# [Directions]
In the material below, find each line that contains the word "title" and copy it.

===

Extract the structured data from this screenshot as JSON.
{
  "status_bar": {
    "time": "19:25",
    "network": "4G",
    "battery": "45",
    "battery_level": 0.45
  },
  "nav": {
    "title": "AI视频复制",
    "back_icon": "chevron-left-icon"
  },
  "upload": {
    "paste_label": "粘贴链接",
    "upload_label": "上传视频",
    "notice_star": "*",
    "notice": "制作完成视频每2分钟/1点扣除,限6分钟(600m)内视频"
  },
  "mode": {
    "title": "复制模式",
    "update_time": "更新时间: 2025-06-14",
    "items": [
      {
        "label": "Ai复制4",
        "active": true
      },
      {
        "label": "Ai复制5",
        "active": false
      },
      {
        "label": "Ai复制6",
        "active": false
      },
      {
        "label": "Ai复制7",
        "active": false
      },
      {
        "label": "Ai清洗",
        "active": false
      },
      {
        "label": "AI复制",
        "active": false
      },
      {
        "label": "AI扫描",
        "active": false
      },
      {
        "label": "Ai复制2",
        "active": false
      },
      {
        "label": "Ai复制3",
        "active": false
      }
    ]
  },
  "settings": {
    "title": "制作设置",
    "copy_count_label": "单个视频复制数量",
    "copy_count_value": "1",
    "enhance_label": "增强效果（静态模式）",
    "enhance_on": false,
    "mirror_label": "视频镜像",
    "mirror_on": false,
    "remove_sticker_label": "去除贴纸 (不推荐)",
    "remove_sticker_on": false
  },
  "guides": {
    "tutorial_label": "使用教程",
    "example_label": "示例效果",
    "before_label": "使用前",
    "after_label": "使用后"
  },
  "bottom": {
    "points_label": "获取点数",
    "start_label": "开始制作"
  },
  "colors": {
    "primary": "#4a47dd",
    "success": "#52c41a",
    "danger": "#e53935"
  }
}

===

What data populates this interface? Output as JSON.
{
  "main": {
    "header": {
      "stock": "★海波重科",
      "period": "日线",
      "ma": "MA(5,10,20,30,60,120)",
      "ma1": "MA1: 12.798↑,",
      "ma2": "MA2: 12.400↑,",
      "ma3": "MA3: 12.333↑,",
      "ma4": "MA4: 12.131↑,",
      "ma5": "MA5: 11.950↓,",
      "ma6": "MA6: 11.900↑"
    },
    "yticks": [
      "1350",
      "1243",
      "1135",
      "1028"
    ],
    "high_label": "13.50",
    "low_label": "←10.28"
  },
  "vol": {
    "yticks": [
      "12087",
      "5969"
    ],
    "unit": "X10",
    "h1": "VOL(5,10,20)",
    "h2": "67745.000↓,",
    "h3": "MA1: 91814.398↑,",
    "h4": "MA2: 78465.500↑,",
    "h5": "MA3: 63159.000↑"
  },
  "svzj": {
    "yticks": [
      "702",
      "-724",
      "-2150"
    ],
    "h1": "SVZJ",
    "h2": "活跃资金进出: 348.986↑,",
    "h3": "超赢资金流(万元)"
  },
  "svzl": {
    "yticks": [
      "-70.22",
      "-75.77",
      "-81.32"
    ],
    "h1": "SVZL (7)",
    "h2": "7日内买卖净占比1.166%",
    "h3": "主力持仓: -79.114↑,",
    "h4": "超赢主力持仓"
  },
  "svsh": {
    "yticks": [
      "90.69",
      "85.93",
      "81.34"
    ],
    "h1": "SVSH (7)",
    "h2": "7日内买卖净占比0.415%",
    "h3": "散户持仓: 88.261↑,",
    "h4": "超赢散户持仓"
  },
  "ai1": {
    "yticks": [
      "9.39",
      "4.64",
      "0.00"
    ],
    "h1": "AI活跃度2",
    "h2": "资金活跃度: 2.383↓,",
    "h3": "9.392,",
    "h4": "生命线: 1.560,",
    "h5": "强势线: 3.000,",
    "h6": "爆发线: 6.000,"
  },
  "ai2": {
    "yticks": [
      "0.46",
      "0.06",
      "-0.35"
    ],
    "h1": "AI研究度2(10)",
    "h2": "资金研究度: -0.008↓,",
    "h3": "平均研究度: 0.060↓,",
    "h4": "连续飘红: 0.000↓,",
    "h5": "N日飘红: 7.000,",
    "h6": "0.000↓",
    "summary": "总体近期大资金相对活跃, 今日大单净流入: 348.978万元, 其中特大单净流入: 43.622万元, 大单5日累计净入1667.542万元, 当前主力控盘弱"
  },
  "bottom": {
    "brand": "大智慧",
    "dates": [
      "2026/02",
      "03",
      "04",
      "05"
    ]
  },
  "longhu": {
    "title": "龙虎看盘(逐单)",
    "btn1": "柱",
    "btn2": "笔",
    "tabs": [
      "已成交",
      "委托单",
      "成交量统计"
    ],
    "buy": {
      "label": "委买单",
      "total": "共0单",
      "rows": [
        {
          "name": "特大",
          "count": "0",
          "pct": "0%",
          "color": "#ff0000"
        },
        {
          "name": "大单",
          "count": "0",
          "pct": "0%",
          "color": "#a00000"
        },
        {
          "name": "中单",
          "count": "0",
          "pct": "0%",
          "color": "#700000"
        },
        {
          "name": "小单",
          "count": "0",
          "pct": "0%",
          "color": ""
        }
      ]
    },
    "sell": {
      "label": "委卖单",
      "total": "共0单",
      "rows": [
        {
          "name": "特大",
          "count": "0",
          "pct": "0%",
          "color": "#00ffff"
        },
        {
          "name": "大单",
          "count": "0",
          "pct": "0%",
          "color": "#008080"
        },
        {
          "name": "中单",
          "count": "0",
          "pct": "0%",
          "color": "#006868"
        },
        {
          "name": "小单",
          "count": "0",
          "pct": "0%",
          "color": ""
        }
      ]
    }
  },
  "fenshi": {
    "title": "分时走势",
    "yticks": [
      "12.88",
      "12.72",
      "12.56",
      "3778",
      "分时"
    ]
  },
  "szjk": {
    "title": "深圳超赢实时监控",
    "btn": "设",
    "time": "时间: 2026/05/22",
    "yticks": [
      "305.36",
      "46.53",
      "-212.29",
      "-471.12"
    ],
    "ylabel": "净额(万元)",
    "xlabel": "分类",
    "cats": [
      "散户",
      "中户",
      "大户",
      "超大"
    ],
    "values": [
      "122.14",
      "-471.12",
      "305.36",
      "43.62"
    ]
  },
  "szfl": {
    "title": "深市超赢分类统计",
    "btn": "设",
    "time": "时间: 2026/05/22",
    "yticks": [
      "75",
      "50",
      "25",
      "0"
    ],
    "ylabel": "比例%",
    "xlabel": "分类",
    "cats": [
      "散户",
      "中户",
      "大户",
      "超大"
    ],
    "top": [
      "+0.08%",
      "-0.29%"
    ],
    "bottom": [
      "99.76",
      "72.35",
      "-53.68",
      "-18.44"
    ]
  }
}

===

# [Response below]
    "title": "AI视频复制",
    "title": "复制模式",
    "title": "制作设置",
    "title": "龙虎看盘(逐单)",
    "title": "分时走势",
    "title": "深圳超赢实时监控",
    "title": "深市超赢分类统计",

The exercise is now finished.